MIAMI (AP) -- As Florida's largest school district prepares for a first wave of students to return to physical classrooms on Monday, several teachers and parents say schools are struggling to be ready.
Parents and teachers told the Miami Herald that the ventilation and air quality at some schools are concerning because of the way the schools are designed. A teacher told the newspaper that staff hadn't received face masks, wipes or hand sanitizer at one school in order to protect against the new coronavirus.
Teachers were spacing out desks without a measuring stick, according to that teacher.
A district spokeswoman said the school had given out cloth masks and the teacher was asking for a different type of mask.
Superintendent Alberto Carvalho on Saturday posted photos on social media showing schools with signage promoting social distancing and hygiene, air filters, socially distant desks and buses with hand sanitizer.
"Spent the day conducting school visits and touring one of our bus facilities," Carvalho wrote. "Air filters have been replaced, front offices are properly equipped, our buses have hand sanitizer and appropriate signage, and our empty classrooms are ready to welcome students back."
Around 22,000 students in pre-kindergarten, kindergarten, first grade and students with disabilities who follow a modified schedule are returning Monday as part of the first wave of pupils coming back to in-person classes in Miami-Dade County Public Schools, the nation's fourth largest district.
Meanwhile, Miami Beach Mayor Dan Gelber asked Florida Gov. Ron DeSantis to rethink his refusal to mandate masks statewide in light of President Donald Trump and First Lady Melania Trump contracting the virus.
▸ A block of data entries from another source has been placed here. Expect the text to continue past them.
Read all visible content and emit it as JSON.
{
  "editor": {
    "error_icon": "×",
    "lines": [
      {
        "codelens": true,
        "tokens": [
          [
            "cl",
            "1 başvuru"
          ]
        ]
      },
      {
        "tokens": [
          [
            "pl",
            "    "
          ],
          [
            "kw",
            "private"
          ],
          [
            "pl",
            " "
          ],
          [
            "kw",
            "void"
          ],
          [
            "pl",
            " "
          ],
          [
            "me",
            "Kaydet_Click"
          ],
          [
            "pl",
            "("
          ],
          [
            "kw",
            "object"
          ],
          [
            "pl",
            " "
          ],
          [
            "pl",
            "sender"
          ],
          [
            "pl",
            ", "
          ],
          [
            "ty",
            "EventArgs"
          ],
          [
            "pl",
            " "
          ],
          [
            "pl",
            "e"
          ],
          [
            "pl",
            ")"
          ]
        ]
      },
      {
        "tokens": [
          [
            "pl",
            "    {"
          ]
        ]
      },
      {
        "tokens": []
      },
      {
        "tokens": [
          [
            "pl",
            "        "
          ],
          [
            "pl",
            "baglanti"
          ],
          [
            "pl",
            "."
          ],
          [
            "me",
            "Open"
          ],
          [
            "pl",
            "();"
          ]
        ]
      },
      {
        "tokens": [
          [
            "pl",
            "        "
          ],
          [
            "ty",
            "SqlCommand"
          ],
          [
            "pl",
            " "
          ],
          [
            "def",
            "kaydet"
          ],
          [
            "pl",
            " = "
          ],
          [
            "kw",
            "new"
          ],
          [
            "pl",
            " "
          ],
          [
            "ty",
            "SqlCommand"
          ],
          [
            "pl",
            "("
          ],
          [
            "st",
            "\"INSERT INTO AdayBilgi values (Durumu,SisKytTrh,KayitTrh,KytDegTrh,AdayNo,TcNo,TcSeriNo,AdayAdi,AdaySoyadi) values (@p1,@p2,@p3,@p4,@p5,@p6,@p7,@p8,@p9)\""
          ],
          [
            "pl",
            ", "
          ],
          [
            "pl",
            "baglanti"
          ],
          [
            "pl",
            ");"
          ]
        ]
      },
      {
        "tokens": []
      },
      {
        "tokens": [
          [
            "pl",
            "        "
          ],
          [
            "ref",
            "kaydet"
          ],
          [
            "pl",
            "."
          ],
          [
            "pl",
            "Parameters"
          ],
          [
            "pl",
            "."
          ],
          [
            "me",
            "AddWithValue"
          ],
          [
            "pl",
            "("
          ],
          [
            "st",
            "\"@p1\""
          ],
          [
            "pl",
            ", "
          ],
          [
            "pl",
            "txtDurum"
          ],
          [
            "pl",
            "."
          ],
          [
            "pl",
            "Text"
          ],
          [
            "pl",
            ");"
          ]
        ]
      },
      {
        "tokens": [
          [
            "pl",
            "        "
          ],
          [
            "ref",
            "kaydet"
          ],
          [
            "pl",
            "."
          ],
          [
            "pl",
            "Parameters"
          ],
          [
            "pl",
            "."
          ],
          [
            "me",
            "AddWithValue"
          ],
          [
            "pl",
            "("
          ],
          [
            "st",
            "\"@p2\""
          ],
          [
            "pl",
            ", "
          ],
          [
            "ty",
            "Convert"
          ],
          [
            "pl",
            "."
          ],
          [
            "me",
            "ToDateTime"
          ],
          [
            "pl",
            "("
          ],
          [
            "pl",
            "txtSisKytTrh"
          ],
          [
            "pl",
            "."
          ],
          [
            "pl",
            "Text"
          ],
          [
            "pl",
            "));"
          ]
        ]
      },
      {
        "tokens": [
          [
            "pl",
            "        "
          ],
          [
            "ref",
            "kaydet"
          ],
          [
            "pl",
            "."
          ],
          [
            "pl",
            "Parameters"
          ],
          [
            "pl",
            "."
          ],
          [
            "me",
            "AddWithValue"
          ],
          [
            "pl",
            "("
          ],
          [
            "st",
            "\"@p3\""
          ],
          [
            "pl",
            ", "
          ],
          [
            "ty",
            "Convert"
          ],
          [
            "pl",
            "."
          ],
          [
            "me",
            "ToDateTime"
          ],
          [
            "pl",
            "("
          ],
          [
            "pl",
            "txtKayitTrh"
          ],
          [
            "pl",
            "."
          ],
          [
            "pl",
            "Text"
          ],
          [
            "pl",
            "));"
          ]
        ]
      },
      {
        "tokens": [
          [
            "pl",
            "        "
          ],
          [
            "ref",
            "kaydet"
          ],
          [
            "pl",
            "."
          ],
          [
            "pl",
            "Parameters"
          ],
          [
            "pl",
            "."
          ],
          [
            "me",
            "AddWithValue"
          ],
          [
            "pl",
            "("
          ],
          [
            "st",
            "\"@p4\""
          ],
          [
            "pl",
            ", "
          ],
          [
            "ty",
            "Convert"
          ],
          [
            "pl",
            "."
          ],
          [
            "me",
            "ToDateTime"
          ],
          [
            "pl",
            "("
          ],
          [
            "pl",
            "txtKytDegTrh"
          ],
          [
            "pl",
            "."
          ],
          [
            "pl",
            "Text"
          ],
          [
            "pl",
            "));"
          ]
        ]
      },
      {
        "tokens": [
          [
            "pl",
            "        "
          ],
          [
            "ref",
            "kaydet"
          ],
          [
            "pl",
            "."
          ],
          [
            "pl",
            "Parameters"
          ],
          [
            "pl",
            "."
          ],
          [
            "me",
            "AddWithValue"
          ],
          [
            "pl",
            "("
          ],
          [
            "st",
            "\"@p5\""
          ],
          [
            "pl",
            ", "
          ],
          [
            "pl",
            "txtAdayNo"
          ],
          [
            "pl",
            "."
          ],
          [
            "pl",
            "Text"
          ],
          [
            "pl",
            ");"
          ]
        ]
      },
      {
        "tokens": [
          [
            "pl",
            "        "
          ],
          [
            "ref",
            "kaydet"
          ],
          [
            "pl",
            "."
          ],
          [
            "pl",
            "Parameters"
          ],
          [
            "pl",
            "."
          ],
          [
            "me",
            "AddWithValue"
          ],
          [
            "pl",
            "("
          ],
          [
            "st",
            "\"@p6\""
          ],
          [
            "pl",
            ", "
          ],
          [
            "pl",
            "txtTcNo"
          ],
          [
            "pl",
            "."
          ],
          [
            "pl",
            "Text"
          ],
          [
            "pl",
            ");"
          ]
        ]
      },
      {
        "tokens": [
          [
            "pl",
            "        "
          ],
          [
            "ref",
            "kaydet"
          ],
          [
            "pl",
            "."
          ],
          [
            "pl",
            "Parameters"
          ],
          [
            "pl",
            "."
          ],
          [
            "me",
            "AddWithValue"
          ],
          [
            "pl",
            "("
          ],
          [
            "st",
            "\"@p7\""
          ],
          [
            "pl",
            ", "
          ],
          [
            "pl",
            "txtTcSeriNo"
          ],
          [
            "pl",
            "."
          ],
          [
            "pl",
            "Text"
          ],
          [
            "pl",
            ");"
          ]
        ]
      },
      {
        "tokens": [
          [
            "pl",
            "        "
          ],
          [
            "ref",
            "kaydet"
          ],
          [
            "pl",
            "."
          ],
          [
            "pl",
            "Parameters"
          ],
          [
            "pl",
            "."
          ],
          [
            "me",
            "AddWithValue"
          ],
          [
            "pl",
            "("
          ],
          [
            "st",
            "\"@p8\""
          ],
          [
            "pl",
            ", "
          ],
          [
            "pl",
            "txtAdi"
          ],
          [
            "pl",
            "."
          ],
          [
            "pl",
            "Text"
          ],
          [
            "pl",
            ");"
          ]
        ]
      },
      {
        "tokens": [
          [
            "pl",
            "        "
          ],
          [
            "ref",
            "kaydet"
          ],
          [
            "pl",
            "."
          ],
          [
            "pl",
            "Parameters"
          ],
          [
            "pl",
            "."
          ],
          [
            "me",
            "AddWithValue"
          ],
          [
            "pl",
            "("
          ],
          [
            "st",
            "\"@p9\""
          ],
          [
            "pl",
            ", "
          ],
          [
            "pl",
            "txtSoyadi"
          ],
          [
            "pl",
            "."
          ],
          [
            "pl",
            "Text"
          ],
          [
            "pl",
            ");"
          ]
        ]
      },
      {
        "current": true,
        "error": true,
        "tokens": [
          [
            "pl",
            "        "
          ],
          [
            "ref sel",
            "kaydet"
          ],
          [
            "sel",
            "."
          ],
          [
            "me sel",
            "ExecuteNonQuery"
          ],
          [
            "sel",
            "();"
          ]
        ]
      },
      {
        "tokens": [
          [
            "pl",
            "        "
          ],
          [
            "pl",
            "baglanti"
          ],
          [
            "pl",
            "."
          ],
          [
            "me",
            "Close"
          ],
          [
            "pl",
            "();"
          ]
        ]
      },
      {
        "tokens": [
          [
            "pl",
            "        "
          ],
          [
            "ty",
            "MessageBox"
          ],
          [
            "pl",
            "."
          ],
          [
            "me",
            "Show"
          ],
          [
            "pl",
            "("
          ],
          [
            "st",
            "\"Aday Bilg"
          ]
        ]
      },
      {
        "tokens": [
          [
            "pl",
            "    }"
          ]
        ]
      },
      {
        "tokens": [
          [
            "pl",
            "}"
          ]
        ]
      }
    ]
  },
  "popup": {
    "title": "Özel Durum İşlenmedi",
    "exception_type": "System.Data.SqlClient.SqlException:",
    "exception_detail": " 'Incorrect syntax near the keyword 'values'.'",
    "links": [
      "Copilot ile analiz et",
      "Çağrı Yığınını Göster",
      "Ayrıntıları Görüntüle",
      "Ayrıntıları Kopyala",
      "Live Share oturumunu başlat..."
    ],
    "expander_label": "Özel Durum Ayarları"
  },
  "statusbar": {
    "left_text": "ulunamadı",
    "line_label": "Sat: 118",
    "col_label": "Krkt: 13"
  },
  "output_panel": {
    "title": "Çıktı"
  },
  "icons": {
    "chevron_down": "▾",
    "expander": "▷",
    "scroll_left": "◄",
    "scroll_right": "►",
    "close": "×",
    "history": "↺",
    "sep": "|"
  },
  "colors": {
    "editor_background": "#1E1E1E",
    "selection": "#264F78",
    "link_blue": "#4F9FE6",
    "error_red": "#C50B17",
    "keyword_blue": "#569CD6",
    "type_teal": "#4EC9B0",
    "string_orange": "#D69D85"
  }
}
Gelber also told the governor in a letter that local governments should be able to enforce mask requirements.
"The notion that we are still debating this seems incomprehensible given the recent infections of the First Family, and the horrific impact the virus has had on our own residents," Gelber wrote.